By: Andy Taylor, seedsofthekingdom.org
If anyone had a dramatic encounter with Jesus in the Gospels it was Zacchaeus. His reputation went before him as someone who gained great wealth at everyone else’s expense. One day, however, Jesus passed through his home town of Jericho and to ensure he had a good view of the procession, he climbed a tree so that he could see above the gathering crowds. What happened next was a shock to everyone – especially Zacchaeus.
Jesus stopped in His tracks, looked up into the tree, called Zacchaeus by name and told him to come down quickly because He was going to be a guest in his house for the day. Zacchaeus was amazed and excited and hurried down while everyone else talked about how disgraceful it was that Jesus was mixing with sinners. During this encounter with Jesus, however, Zacchaeus made a dramatic life-change. He committed to give away half of his fortune to the poor and to repay those he’d cheated four times what they had paid. It was definitely a day of surprises!

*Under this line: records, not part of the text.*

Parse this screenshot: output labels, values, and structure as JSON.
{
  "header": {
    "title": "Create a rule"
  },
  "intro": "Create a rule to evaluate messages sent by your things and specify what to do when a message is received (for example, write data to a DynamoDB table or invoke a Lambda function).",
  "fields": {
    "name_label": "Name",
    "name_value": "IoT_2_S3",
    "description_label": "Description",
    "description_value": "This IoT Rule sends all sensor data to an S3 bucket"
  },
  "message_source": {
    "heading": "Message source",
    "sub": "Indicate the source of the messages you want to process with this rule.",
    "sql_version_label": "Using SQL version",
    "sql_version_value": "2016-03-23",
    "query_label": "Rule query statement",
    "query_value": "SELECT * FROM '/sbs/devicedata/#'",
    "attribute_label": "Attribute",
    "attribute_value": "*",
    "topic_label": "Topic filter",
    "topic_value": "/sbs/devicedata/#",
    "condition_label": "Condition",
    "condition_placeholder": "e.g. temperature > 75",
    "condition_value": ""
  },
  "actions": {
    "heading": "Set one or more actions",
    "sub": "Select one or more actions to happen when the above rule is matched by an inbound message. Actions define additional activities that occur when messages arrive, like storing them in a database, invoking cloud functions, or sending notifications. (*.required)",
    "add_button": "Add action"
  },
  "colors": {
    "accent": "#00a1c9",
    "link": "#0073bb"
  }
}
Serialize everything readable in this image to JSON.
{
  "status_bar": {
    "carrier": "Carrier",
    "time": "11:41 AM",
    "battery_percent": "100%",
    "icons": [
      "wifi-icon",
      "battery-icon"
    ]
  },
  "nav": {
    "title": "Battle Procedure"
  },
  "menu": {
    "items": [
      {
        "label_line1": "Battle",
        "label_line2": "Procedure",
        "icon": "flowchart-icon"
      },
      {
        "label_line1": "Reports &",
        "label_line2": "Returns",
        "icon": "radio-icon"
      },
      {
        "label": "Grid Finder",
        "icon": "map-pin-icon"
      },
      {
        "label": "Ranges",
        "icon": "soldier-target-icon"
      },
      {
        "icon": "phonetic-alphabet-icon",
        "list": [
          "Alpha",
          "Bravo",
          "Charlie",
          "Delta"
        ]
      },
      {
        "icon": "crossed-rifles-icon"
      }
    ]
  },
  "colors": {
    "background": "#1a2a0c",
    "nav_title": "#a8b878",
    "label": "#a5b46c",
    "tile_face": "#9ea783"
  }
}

The sequence of this special day was simply desperation, love and surrender. Firstly, Zacchaeus was desperate to see Jesus – desperate enough to climb a tree. Next, he was confronted with the unconditional love and acceptance of Jesus. The truth was that Zacchaeus was not popular. He was overlooked – not just because of his physical size, but because of who he was. But Jesus picked him out and this had such an impact on him that he surrendered to His Lord.
Money, which used to be his god, had become nothing in comparison to the treasure that he found that day. This is what Jesus is referring to in the verses above – that salvation had come to Zacchaeus that day because of his surrender.
Maybe today you need to ‘climb a tree’, in desperation, to meet with Jesus. Be sure that He will pick you out and show you unbelievable love and acceptance which will lead you further down the road of full surrender to your Lord.